The Open House was truly that, allowing the guests to roam freely thru most of facility. Staff were on hand in all areas to meet, greet, conduct demonstrations and answer questions. Informative displays explained many of the issues and subjects the NWS deals with on a daily basis. A tented area allowed for added space for more displays and a presentation mini-theater.
Upon entering the front door guests were greeted by Admin Assistant Rose Tibbitts who asked guests to sign in and then explained the overall set up and general flow of the event.
The conference room was turned into a display area with posters, pictures, a presentation on the 2014 wild summer weather and a weather quiz. Do you know the hottest temperature ever recorded in Washington?
The Operations Area was set up so that the normal forecast and observation functions could continue uninterrupted, while guests could interact with a forecaster at an AWIPS workstation. Forecaster Steve Bodnar manned the AWIPS workstation for most of the day explaining how we formulate and issue our forecasts and warnings.
Guests then walked into the Electronics Shop where Electronics Systems Analyst Dwight Williams explained the various system he and the El Techs maintain and repair. Displays on the Doppler Radar, ASOS, NOAA Weather Radio and the Cooperative Observation Program were featured in this area.
Then it was outside to the tented area for some special displays and events! The Kids Activity Area is always a big hit at our Open House Events. The kids could conduct the Rain Gauge Experiment, see the Cloud-in-a-Bottle, make a Wind Sock, Learn about Lightning Safety and more! Forecasters Robin Fox and Laurie Nisbet lent their tireless energy to this active part of the tour.
Service Hydrologist Katherine Rowden staffed the Hydrology Table again, giving demonstrations with the large Flood Plain Model. Adjusting the flow from the 2011 Open House, the demonstration was done at set times allowing Katherine to stay relatively dry. She also had information on the office Hydrology Program and the recent Burn Area Emergency Response team work she participated in for the Carlton Complex Fire.
Speaking of Fire, Incident Meteorologists Jon Fox and Todd Carter donned their Nomex clothing and staffed the Fire Weather table. They had videos, handouts and a wealth of knowledge on how we become part of the Incident Management Teams that manage wild land fires.

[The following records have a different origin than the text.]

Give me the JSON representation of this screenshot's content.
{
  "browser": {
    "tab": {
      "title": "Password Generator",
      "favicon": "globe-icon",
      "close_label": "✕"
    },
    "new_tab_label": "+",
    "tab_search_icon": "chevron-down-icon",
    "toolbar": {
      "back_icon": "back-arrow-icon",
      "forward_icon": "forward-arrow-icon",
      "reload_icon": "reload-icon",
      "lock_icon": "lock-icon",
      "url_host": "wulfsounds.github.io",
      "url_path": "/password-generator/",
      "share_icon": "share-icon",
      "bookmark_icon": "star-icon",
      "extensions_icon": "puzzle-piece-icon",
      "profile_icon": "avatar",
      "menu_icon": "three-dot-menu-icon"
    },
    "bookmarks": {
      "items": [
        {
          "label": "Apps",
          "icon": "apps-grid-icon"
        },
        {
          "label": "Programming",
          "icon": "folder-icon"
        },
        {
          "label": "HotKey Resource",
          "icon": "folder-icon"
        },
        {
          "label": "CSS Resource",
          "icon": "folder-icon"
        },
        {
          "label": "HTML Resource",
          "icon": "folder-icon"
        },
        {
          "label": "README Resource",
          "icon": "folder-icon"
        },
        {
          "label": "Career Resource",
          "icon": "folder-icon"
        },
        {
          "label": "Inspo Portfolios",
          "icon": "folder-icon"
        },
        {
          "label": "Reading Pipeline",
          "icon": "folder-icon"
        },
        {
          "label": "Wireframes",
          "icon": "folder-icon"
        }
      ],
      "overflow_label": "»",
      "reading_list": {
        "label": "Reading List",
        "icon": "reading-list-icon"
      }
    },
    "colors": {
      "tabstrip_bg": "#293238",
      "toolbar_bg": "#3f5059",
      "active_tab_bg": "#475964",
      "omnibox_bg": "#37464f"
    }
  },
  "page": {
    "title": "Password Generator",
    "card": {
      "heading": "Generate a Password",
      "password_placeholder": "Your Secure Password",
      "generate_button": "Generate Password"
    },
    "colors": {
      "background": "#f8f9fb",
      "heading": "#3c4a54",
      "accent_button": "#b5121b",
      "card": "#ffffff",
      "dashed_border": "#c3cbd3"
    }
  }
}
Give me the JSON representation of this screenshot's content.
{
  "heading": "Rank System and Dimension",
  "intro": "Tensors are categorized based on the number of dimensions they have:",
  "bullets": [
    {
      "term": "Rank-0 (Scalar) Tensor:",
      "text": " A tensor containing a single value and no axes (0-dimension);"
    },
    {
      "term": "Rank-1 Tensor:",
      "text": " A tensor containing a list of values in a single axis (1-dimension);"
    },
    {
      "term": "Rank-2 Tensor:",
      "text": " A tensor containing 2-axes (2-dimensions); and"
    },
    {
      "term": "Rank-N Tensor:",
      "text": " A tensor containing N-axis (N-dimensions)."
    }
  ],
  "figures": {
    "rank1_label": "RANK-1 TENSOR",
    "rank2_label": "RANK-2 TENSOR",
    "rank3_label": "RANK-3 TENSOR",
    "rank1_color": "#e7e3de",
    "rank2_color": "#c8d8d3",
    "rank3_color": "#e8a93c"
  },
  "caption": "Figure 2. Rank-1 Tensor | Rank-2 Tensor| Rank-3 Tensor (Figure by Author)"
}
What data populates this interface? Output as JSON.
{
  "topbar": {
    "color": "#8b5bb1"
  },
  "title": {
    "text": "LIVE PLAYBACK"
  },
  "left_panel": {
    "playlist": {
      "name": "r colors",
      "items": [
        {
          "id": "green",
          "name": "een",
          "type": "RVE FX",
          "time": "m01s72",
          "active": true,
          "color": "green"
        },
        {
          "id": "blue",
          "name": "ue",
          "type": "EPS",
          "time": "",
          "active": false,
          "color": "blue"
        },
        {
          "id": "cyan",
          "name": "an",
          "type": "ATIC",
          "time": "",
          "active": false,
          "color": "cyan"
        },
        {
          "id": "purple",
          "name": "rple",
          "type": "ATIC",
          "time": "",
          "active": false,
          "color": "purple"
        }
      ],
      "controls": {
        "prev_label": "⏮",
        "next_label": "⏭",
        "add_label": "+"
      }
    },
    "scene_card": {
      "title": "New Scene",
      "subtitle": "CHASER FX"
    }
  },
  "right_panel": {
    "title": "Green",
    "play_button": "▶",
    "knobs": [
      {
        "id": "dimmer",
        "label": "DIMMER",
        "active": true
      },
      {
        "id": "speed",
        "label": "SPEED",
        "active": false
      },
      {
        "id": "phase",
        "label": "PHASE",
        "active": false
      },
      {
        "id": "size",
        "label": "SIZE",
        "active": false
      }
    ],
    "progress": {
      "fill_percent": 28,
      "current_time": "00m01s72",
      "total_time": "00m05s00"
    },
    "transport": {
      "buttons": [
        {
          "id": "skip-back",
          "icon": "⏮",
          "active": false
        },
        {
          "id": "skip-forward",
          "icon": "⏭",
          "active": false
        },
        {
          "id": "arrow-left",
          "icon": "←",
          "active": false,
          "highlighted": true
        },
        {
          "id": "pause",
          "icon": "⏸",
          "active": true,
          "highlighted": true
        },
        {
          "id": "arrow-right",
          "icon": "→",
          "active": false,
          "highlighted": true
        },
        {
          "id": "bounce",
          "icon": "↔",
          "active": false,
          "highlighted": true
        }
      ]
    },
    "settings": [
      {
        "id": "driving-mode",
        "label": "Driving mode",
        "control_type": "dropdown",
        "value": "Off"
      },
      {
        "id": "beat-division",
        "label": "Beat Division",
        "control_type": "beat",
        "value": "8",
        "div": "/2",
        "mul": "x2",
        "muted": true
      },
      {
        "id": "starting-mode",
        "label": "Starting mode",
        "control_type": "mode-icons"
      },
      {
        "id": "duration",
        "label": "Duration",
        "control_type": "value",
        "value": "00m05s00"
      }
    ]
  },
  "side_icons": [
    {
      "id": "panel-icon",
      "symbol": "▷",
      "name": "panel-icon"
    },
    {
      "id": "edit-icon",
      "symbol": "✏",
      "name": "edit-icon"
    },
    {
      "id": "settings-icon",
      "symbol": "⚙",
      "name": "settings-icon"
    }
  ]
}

Also in the tented area was a mini-theater were presentations were done. Scheduled at various times during the day subjects included "The NWS, Who We Are and What We Do", "Volunteer Observers" and "The Winter Outlook". Science Officer Ron Miller lent his expertise to the presentation on what we expect for this upcoming El Nino winter.
A Special Presentation was done just before noon as Meteorologist in Charge John Livingston presented Nancy Taylor of Lacrosse WA with the Thomas Jefferson Award. Mrs. Taylor is a Cooperative Observer, taking a once-a-day observation of temperature, rainfall and snowfall. She received the award for her years of dedicated service. This is the highest award given by the NWS Cooperative Observer Program and one of five given across the nation in 2014.
The Event concluded with the 4 PM Weather Balloon Launch. Always a popular part of the day, Observations Program Leader Mark Turner gave folks an idea of why we still release weather balloons with instruments attached, how far they go, where they end up, and then answering all the other questions that people ask about this program.
Thanks to all who came out to our 2014 Open House and if you missed it, look for announcements for our 2016 Event in about 2 years!